On the Republican ticket for the job is state Rep. Matt Caldwell, of Fort Myers. The seventh-generation Floridian and real estate appraiser has a deep family background in farming. Although he calls himself a “champion of issues that impact our environment,” some environmentalists don’t recognize him as such.
Frank Jackalone, director of the Sierra Club’s Florida Chapter, once called Caldwell’s support of a reservoir south of Lake Okeechobee the “worst of all possibly good outcomes.”
Since he was elected to the Florida House in 2010, Caldwell has been involved in legislation related to Everglades restoration and land acquisition for conservation. Earlier this year, Caldwell snagged notable endorsements from Sen. Marco Rubio, Rep. Matt Gaetz and the National Rifle Association. The North Fort Myers representative chaired the Government Accountability committee last session and sat on both the Rules & Policy and Ways & Means committees.
Caldwell’s opponent is South Florida attorney and lobbyist Nikki Fried, who says she comes to the role with a more consumer services-focused agenda. She was recently endorsed by Florida AFL-CIO, one of the state’s largest union coalitions, and says her work over the last seven years lobbying for foster children, public education and medical marijuana provides a “fresh start” to the commissioner’s role.
Fried made national news recently after banking giants Wells Fargo and BB&T closed her official campaign bank accounts, citing her campaign contributions from the marijuana industry. She’s used the incidents to highlight a troublesome disconnect between federal and state laws, and has since gained the support of former governor and current Congressman Charlie Crist in a push for marijuana reform.
In addition to pushing for expanded access to medical marijuana, Fried is also campaigning on the idea of using industrial hemp as a way to revitalize the state’s agriculture industry, particularly in areas affected by citrus greening or unproductive offseasons.
The agriculture commissioner oversees some aspects of the medical marijuana industry in Florida, including pesticides and food safety.
While Fried has made expanding access to medical marijuana a large part of her campaign, both candidates want to see medical marijuana regulation moved under Commissioner of Agriculture and Consumer Services as opposed to the Department of Health.
When the new commissioner steps into the role, they will have some pre-existing issues that already need addressing.
For one, they are tasked with addressing background checks for concealed-weapons applicants. Putnam was slammed earlier this year after it was reported that for more than a year, the department stopped using results from an FBI crime database that ensures that those who apply to openly carry a gun in public do not have a disqualifying history in other states.
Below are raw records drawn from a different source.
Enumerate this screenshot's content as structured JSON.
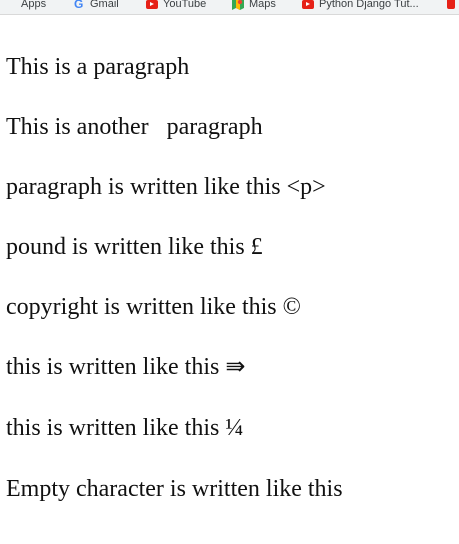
{
  "bookmarks": [
    {
      "label": "Apps",
      "icon": "apps-grid-icon"
    },
    {
      "label": "Gmail",
      "icon": "google-icon"
    },
    {
      "label": "YouTube",
      "icon": "youtube-icon"
    },
    {
      "label": "Maps",
      "icon": "maps-icon"
    },
    {
      "label": "Python Django Tut...",
      "icon": "youtube-icon"
    }
  ],
  "paragraphs": [
    "This is a paragraph",
    "This is another   paragraph",
    "paragraph is written like this <p>",
    "pound is written like this £",
    "copyright is written like this ©",
    "this is written like this ⇛",
    "this is written like this ¼",
    "Empty character is written like this"
  ],
  "colors": {
    "bookmark_bar_bg": "#f1f3f4",
    "text": "#111111",
    "youtube_red": "#e62117",
    "google_blue": "#4285f4"
  }
}
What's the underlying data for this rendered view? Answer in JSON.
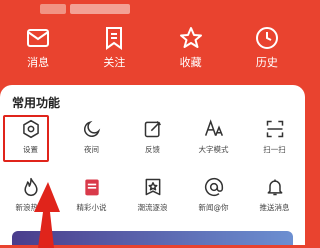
{
  "quick_actions": [
    {
      "icon": "message-icon",
      "label": "消息"
    },
    {
      "icon": "follow-icon",
      "label": "关注"
    },
    {
      "icon": "favorite-icon",
      "label": "收藏"
    },
    {
      "icon": "history-icon",
      "label": "历史"
    }
  ],
  "common_functions": {
    "title": "常用功能",
    "row1": [
      {
        "icon": "settings-icon",
        "label": "设置"
      },
      {
        "icon": "night-mode-icon",
        "label": "夜间"
      },
      {
        "icon": "feedback-icon",
        "label": "反馈"
      },
      {
        "icon": "font-size-icon",
        "label": "大字模式"
      },
      {
        "icon": "scan-icon",
        "label": "扫一扫"
      }
    ],
    "row2": [
      {
        "icon": "hot-news-icon",
        "label": "新浪热榜"
      },
      {
        "icon": "novel-icon",
        "label": "精彩小说"
      },
      {
        "icon": "trend-icon",
        "label": "潮流逐浪"
      },
      {
        "icon": "mention-icon",
        "label": "新闻@你"
      },
      {
        "icon": "bell-icon",
        "label": "推送消息"
      }
    ]
  },
  "colors": {
    "brand_red": "#e9432f",
    "highlight_red": "#e0241b"
  }
}
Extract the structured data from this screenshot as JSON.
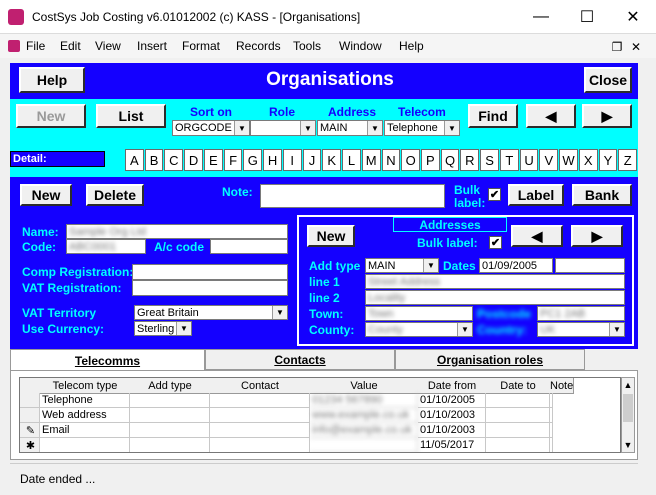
{
  "window": {
    "title": "CostSys Job Costing v6.01012002 (c) KASS - [Organisations]",
    "minimize_glyph": "—",
    "maximize_glyph": "☐",
    "close_glyph": "✕"
  },
  "menu": [
    "File",
    "Edit",
    "View",
    "Insert",
    "Format",
    "Records",
    "Tools",
    "Window",
    "Help"
  ],
  "header": {
    "help_label": "Help",
    "title": "Organisations",
    "close_label": "Close"
  },
  "toolbar": {
    "new_label": "New",
    "list_label": "List",
    "sort_on_label": "Sort on",
    "role_label": "Role",
    "address_label": "Address",
    "telecom_label": "Telecom",
    "sort_on_value": "ORGCODE",
    "role_value": "",
    "address_value": "MAIN",
    "telecom_value": "Telephone",
    "find_label": "Find",
    "prev_glyph": "◀",
    "next_glyph": "▶"
  },
  "detail": {
    "label": "Detail:",
    "letters": [
      "A",
      "B",
      "C",
      "D",
      "E",
      "F",
      "G",
      "H",
      "I",
      "J",
      "K",
      "L",
      "M",
      "N",
      "O",
      "P",
      "Q",
      "R",
      "S",
      "T",
      "U",
      "V",
      "W",
      "X",
      "Y",
      "Z"
    ]
  },
  "actions": {
    "new_label": "New",
    "delete_label": "Delete",
    "note_label": "Note:",
    "bulk_label_text1": "Bulk",
    "bulk_label_text2": "label:",
    "bulk_checked": "✔",
    "label_button": "Label",
    "bank_button": "Bank"
  },
  "org": {
    "name_label": "Name:",
    "code_label": "Code:",
    "name_value": "Sample Org Ltd",
    "code_value": "ABC0001",
    "ac_code_label": "A/c code",
    "comp_reg_label": "Comp Registration:",
    "vat_reg_label": "VAT Registration:",
    "vat_territory_label": "VAT Territory",
    "vat_territory_value": "Great Britain",
    "use_currency_label": "Use Currency:",
    "use_currency_value": "Sterling"
  },
  "addresses": {
    "header": "Addresses",
    "new_label": "New",
    "bulk_label": "Bulk label:",
    "bulk_checked": "✔",
    "add_type_label": "Add type",
    "add_type_value": "MAIN",
    "dates_label": "Dates",
    "date_from": "01/09/2005",
    "date_to": "",
    "line1_label": "line 1",
    "line2_label": "line 2",
    "town_label": "Town:",
    "county_label": "County:",
    "country_label": "Country:",
    "postcode_label": "Postcode",
    "line1_value": "Street Address",
    "line2_value": "Locality",
    "town_value": "Town",
    "postcode_value": "PC1 2AB",
    "county_value": "County",
    "country_value": "UK"
  },
  "tabs": [
    "Telecomms",
    "Contacts",
    "Organisation roles"
  ],
  "grid": {
    "columns": [
      "Telecom type",
      "Add type",
      "Contact",
      "Value",
      "Date from",
      "Date to",
      "Note"
    ],
    "rows": [
      {
        "marker": "",
        "type": "Telephone",
        "add_type": "",
        "contact": "",
        "value": "01234 567890",
        "date_from": "01/10/2005",
        "date_to": "",
        "note": ""
      },
      {
        "marker": "",
        "type": "Web address",
        "add_type": "",
        "contact": "",
        "value": "www.example.co.uk",
        "date_from": "01/10/2003",
        "date_to": "",
        "note": ""
      },
      {
        "marker": "✎",
        "type": "Email",
        "add_type": "",
        "contact": "",
        "value": "info@example.co.uk",
        "date_from": "01/10/2003",
        "date_to": "",
        "note": ""
      },
      {
        "marker": "✱",
        "type": "",
        "add_type": "",
        "contact": "",
        "value": "",
        "date_from": "11/05/2017",
        "date_to": "",
        "note": ""
      }
    ]
  },
  "status": {
    "text": "Date ended ..."
  },
  "colors": {
    "panel_blue": "#1400ff",
    "panel_cyan": "#00ffff"
  }
}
The employee in charge of the program was unable to log into the system, which went unresolved for more than a year.
Caldwell says if he were to win in November, he wants direct oversight about the safeguards and checks currently in place.
“That kind of scenario can’t happen again,” he said, referring to the breach on Putnam’s watch. “People who deceive their employer need to be fired.”
The National Rifle Association endorsed Caldwell in June, lauding his “unyielding support of the Second Amendment” and expressing its trust in his ability to administer concealed weapons licensing.
Fried, who has a concealed carry license and owns a gun, said conducting an audit of the background check process is at the top of her list.
“On day one, I want to do an audit to figure out exactly where the holes were in the processing and see how we can quickly fix them,” she said. “Whether it’s redirecting resources, whether it’s a policy issue — I want to change those things.”
Whoever wins the seat will also serve in the Cabinet where, among other things, they have a vote on restoring voting rights to felons as well as the sale or purchase of state land. The commissioner is also tasked with appointing the director of the Office of Financial Regulation, which oversees the state’s banking industry.
Other responsibilities of note include overseeing the “Fresh From Florida” program for agricultural producers across the state and working with the federal government when it comes to NAFTA negotiations.
The job description is sweeping, and its responsibilities affect many industries across the state. However, voting in the primary did not quite hold up to the marquee governor’s race. About 3.1 million people voted for governor, while just 2.9 million voted for the commissioner’s seat.
Some say that the gap can be attributed to the ballot structure or the general lack of media attention to the race for a seat like agriculture commissioner.
“The further down the ballot you go in terms of length and voters’ familiarity with the candidates, the more roll off you are going to get,” said Michael Martinez, a political science professor at the University of Florida.
Martinez added that the increase in press coverage after the primary could actually increase voter awareness heading into the general election.
“Wells Fargo closing Nikki Fried’s account made the New York Times,” he said. “That has generated a little more interest in the race.”
Follow Samantha J. Gross at @samanthajgross